Overall it was really fun because of all the extras. I did check in to social media (twitter, Facebook, goodreads) throughout the day to see how others were doing and to participate in a few of the mini challenges. I saw a few of you, our lovely readers and fellow bloggers, posting answers too!
The hosts of the event did a great job, as did all the volunteers. They have organized a second one for October 22, 2016 and this time around, I’d like to prepare in advance. Maybe some of you will also join us? I’ve debated whether or not we (Book Worm and I) should volunteer to host a mini challenge for the next one.
We want to hear from you. Did you participate in this readathon? How did you do? Would you want to participate in the future?
It’s official. It has been one year since we started this blog! We want to give a sincere thank all of you for following us and participating in our challenges. We’ve loved hearing your thoughts on books and discovering all of your creative choices for our challenges. We hope you stay with us through the second year of the blog and we look forward to welcoming new readers!
For our one-year anniversary, we’ve been thinking about ways to improve and expand on the blog. We want to share some of our plans for 2016 and we’d love to get your feedback on the things you like most and least about your experiences here. Without further ado, here are some of our plans: Read more
A close friend recently posted a request for reading recommendations on her Facebook page. I responded with some admittedly embarrassing recommendations which I won’t list here again but, suffice it to say, they were mostly within the urban fantasy and young adult genres. I even may have noted the words “witches” and “vampires.” This is a smart, intellectual friend. We suffered through our doctoral programs together. So, she has smart friends and most of them recommended top quality literature. Think Hemingway, Woolf, Tolstoy and you get the idea.
So, what happened to me? Why did I have to fight the urge to post “yeah, Anna Karenina is great and all but have you tried Divergent?” To put it in context, my friend recently had a baby and was asking about books to read while nursing. I was remembering myself during my first 3 months (okay more like 6 months) post-baby. The notion of trying to read Hemingway, let along Woolf, during those months was hilarious.

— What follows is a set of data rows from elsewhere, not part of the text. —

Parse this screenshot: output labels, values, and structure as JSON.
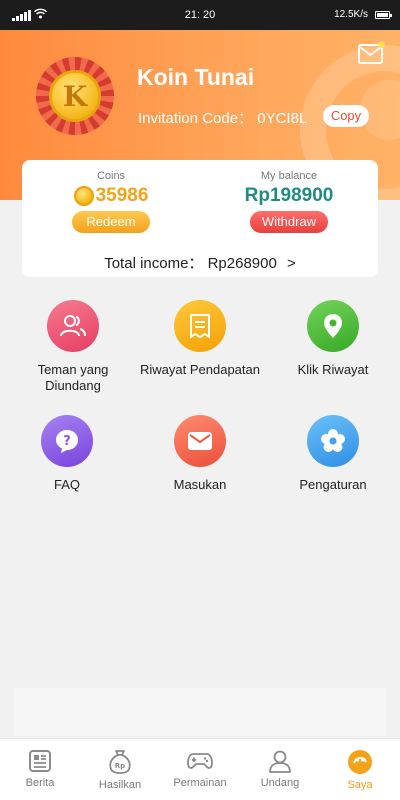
{
  "status_bar": {
    "time": "21: 20",
    "network_speed": "12.5K/s"
  },
  "header": {
    "app_name": "Koin Tunai",
    "logo_letter": "K",
    "invitation_text": "Invitation Code： 0YCI8L",
    "copy_label": "Copy",
    "has_notification": true
  },
  "card": {
    "coins_label": "Coins",
    "coins_value": "35986",
    "redeem_label": "Redeem",
    "balance_label": "My balance",
    "balance_value": "Rp198900",
    "withdraw_label": "Withdraw",
    "total_income": "Total income： Rp268900",
    "total_arrow": ">"
  },
  "menu": [
    {
      "label": "Teman yang\nDiundang",
      "icon": "friends-icon",
      "color": "#ee4f6e"
    },
    {
      "label": "Riwayat Pendapatan",
      "icon": "receipt-icon",
      "color": "#f7b20c"
    },
    {
      "label": "Klik Riwayat",
      "icon": "location-pin-icon",
      "color": "#4cbd36"
    },
    {
      "label": "FAQ",
      "icon": "question-icon",
      "color": "#8b58e6"
    },
    {
      "label": "Masukan",
      "icon": "envelope-icon",
      "color": "#f0624c"
    },
    {
      "label": "Pengaturan",
      "icon": "gear-flower-icon",
      "color": "#3fa3f0"
    }
  ],
  "tabs": [
    {
      "label": "Berita",
      "icon": "news-icon"
    },
    {
      "label": "Hasilkan",
      "icon": "money-bag-icon"
    },
    {
      "label": "Permainan",
      "icon": "gamepad-icon"
    },
    {
      "label": "Undang",
      "icon": "invite-user-icon"
    },
    {
      "label": "Saya",
      "icon": "profile-icon"
    }
  ],
  "active_tab": "Saya",
  "colors": {
    "accent": "#ff8a3d",
    "coins": "#f3a418",
    "balance": "#1e8c82",
    "active_tab": "#f29b18"
  }
}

While every woman’s experience after childbirth is unique, mine was not one of endless quiet, reflective moments – the type well-suited to reading quality literature. Read more